American University President Sylvia Burwell sent an email to the University community on Oct. 12 condemning the “terrorist attacks and their affront to humanity.”
Gabriella Weissbart, a junior in CAS and the vice president of Students Supporting Israel at AU, said she has been so busy organizing support for Israel and overwhelmed with worry for her family in the country that she had not slept in five days.
“I think everyone here, everyone on campus, should be supporting the lives of Israelis, the innocent lives of Israelis, and the innocent lives of Palestinians that are being ruled by a terrorist organization,” Weissbart said. “That’s what matters here. That there are terrorists terrorizing the people of Israel and the people of Gaza.”
She added that she feels unsafe as a Jewish student at AU seeing others support the conflict.
Heaven Santiago, a graduate student in CAS who attended the rally to learn more about current events, said tensions were high between the two groups of students.
“I heard a glimpse of [the Palestinian] side,” Santiago said. “I know one girl was shouting ‘genocide.’ She was asking ‘What about the genocide of my people?’”
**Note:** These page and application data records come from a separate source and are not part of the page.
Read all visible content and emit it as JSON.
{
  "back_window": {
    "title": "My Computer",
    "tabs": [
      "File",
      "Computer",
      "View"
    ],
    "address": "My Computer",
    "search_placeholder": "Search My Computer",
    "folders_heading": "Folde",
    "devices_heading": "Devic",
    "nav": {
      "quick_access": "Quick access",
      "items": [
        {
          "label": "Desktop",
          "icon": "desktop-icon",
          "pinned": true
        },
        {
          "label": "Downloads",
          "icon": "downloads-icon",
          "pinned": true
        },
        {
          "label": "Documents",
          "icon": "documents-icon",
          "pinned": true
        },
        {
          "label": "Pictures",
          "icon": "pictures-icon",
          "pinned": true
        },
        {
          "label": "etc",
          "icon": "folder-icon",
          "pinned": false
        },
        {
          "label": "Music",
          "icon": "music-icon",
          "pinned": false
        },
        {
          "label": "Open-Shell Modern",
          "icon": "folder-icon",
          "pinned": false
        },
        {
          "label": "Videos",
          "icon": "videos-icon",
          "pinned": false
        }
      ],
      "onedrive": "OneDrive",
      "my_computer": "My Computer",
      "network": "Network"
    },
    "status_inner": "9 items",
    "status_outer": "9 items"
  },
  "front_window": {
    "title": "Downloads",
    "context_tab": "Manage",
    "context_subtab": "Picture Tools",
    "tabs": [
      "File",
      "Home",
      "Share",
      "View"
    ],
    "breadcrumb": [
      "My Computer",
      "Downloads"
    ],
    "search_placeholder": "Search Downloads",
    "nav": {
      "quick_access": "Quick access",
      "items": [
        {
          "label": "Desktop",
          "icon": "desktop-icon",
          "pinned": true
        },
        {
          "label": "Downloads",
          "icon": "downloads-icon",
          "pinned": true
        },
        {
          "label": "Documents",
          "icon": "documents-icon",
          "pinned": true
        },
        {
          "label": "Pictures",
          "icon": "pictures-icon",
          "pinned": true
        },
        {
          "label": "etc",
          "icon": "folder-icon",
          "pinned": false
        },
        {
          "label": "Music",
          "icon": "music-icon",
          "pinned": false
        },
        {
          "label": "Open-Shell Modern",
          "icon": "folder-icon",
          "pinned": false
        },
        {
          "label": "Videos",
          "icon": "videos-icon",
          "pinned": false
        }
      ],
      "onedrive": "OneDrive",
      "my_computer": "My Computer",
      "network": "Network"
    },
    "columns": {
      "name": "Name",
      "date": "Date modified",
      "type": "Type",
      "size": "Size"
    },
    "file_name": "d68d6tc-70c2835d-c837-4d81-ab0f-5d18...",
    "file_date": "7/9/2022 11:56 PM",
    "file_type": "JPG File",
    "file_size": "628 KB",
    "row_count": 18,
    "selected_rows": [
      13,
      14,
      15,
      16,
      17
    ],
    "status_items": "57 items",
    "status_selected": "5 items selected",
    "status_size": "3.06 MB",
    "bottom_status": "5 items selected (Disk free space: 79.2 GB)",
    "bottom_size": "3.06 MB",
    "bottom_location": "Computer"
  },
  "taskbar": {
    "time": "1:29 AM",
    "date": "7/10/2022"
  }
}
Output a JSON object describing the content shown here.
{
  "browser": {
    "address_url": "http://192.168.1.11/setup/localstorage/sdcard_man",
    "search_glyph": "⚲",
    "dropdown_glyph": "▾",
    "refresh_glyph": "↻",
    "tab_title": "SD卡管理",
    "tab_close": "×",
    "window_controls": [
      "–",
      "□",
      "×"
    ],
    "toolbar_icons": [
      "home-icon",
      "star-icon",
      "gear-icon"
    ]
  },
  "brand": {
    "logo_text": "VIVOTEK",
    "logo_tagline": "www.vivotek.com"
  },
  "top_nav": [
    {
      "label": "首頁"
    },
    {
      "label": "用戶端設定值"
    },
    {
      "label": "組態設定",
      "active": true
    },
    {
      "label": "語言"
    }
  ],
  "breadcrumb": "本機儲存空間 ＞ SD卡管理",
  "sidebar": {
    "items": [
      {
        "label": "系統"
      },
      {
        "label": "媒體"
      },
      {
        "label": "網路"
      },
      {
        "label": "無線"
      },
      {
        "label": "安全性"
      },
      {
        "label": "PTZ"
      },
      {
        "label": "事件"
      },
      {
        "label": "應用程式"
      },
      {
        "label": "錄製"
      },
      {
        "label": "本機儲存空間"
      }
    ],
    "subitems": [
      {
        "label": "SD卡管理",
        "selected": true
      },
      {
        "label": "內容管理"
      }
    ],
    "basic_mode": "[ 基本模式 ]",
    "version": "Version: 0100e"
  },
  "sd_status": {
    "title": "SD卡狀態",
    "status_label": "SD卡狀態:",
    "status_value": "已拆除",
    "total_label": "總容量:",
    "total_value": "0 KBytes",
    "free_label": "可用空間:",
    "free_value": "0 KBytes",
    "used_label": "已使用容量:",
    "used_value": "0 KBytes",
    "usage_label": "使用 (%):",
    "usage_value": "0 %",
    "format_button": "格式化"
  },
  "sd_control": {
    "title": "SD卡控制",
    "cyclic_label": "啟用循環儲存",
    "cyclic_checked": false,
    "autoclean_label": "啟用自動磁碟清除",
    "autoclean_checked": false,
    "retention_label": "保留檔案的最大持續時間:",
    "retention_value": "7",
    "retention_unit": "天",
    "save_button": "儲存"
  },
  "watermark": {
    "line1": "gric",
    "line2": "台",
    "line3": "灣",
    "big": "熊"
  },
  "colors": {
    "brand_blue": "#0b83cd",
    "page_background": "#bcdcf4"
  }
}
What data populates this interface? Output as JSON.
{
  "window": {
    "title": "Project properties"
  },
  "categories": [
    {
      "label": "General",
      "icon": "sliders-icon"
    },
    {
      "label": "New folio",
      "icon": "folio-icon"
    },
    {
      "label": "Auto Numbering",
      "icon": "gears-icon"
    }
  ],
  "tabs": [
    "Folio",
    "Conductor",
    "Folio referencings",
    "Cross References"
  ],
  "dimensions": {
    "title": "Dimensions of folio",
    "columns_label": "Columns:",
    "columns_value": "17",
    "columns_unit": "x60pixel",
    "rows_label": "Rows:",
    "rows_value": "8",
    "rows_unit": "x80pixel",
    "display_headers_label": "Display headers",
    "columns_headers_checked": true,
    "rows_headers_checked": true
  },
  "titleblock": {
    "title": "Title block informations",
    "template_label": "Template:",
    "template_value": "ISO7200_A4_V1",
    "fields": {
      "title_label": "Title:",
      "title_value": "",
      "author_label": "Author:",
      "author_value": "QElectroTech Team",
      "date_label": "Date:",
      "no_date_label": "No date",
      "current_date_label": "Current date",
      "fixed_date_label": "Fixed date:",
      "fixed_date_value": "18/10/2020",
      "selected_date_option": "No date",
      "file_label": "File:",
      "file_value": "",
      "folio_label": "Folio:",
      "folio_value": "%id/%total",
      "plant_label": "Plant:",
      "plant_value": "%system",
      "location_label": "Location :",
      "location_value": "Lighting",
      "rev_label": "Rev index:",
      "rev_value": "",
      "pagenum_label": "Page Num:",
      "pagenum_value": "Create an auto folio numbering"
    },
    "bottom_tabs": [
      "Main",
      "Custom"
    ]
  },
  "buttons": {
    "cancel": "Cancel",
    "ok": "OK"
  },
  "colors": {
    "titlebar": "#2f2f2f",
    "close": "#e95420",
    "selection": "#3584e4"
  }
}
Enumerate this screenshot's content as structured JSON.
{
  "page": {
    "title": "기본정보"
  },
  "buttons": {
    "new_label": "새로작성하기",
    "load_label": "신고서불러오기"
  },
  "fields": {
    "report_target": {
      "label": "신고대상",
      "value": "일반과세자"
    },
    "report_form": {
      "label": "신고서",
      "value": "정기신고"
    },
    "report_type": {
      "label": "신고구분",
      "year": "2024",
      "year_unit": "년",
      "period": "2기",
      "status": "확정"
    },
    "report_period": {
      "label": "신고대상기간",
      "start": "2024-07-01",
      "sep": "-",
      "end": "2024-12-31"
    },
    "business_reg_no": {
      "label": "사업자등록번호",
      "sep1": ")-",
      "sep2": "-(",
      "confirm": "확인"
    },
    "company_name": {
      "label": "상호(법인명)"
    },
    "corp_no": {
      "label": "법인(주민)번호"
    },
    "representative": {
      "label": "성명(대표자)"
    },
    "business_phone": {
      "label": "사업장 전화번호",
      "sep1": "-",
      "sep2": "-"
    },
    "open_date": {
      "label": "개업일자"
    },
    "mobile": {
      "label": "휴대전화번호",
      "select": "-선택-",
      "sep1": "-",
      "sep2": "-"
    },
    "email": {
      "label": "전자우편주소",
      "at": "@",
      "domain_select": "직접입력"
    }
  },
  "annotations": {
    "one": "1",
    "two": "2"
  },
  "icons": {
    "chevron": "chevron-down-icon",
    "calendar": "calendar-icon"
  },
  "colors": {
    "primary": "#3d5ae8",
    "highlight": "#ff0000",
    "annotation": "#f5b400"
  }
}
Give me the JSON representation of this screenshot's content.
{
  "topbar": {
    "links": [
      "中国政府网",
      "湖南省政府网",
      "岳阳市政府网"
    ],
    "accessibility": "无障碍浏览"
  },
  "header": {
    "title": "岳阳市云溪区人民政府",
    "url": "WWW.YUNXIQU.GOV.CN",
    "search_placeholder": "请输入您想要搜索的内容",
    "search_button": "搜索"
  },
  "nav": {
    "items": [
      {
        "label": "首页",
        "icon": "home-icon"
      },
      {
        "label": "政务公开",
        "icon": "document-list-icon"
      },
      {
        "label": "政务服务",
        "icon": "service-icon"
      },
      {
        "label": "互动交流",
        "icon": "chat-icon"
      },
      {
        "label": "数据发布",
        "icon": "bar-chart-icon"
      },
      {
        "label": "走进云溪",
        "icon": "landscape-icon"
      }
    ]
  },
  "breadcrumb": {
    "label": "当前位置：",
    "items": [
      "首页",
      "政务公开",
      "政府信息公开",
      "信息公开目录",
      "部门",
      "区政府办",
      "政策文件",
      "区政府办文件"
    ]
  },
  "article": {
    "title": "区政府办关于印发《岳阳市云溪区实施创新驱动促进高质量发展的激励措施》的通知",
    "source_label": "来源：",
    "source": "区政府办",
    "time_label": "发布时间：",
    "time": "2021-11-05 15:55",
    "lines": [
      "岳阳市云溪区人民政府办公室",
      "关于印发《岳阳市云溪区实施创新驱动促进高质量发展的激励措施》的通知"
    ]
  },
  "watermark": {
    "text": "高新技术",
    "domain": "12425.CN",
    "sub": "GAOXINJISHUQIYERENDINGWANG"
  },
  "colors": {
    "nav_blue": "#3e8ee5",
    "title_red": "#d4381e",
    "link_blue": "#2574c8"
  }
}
Noam Emerson-Fleming, a sophomore in the School of International Service and student leader of the pro-Israel student organization AmeriPAC, spoke at the rally. He said his community is afraid to speak out about recent events.
“We deserve to have a space where we can feel safe; where we can be academic,” Emerson-Fleming said. “Where we can pursue what we want to do without basically facing antisemitism from our peers.”
Jacob Álvarez, a graduate student in SIS who attended the rally to support Palestine, echoed the sentiment that people are afraid to discuss the conflict, particularly when it comes to discussing Palestine.
“I’ve heard even just in the few days since the most recent war started, how a lot of students are afraid to speak up publicly, professors are afraid to speak up,” Álvarez said. “Yet when it’s for the Israeli cause, there seems to be none of that hesitation.”
He said he had hoped to see more pro-Palestinian protesters at the rally and felt an obligation to speak up because the current conflict hits close to home for him.
“I consider it a national liberation movement … so it’s morally on par with supporting Algerian independence or Vietnamese independence,” Álvarez said of the Palestinian liberation movement.
Álvarez said he “[takes] genocide really personally” because of his family’s history.
“I grew up hearing stories of how my family was treated in Ireland by the British. I am a citizen of the Choctaw Nation of Oklahoma, and so I grew up hearing about the Trail of Tears and how that happened to our family,” Álvarez said. “My family came from Puerto Rico and how that’s under ongoing colonial rule and so like, I see a lot of similarities with the Palestinian freedom movement and I just can’t bear to not say anything.”
A sophomore in CAS who stood alongside counter-demonstrators, said she feels scared as a Muslim student on campus and added that she has lost friends at AU over the issue.
“I feel like I have to walk on eggshells …” she said. “[It’s] just overall scary.”
Santiago said she is not especially informed about the conflict, and that she felt “left in the dark” about what is happening.
“All I know is that a terrorist organization targeted innocent people, and then Israel declared war,” Santiago said. “It’s tricky because two wrongs don’t make a right, you know? There should be no terrorists killing innocent Palestinians and there should be no terrorists killing Jewish people or Israeli people.”
Editor’s Note: The Eagle refers to the conflict as a conflict between Israel and Hamas in accordance with the Associated Press. The Eagle refers to Hamas as a militant group in accordance with the Associated Press. A source's name was removed from this article after publication for personal safety reasons.
This article was edited by Kate Corliss, Jordan Young and Abigail Pritchard. Copy editing done by Isabelle Kravis and Olivia Citarella.